Top of SOURCE RECORDS
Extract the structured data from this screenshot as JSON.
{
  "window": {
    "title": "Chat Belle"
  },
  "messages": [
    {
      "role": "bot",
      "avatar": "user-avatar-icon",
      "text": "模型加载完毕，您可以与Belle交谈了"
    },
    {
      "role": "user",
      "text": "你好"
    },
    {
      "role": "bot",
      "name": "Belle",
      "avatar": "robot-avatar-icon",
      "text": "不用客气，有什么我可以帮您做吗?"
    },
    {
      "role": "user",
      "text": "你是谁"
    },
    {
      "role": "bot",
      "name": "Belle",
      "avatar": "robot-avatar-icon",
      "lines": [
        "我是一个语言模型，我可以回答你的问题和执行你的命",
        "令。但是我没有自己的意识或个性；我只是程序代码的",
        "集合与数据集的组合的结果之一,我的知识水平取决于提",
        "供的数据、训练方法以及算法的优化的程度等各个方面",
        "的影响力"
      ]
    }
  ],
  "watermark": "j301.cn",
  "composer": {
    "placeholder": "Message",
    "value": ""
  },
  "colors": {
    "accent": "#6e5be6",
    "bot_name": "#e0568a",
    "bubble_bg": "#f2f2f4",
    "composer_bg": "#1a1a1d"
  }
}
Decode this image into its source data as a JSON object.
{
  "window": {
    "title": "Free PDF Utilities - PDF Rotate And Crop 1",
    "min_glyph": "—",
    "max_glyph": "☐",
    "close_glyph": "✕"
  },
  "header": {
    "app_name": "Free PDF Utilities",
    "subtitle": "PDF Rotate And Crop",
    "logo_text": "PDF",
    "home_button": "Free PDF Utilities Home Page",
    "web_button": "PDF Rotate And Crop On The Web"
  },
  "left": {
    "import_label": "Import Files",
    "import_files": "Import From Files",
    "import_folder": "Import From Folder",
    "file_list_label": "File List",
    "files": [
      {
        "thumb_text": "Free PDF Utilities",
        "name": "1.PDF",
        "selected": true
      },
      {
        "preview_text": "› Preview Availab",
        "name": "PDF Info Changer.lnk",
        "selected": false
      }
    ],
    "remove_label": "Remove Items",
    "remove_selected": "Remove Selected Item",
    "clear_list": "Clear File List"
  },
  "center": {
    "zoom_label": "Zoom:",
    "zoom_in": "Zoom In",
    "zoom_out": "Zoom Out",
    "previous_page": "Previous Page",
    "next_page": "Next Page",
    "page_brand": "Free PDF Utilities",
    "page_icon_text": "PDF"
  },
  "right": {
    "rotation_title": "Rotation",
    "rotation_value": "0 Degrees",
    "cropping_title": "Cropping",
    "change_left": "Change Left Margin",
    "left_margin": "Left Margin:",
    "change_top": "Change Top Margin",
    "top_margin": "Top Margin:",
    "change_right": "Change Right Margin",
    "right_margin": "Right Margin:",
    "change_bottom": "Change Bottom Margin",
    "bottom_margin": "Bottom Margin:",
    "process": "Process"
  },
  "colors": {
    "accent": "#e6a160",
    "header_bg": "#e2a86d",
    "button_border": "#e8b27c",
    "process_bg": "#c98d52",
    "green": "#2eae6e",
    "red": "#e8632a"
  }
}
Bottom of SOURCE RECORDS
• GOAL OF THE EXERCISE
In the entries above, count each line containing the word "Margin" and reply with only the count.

• EXPECTED OUTPUT
8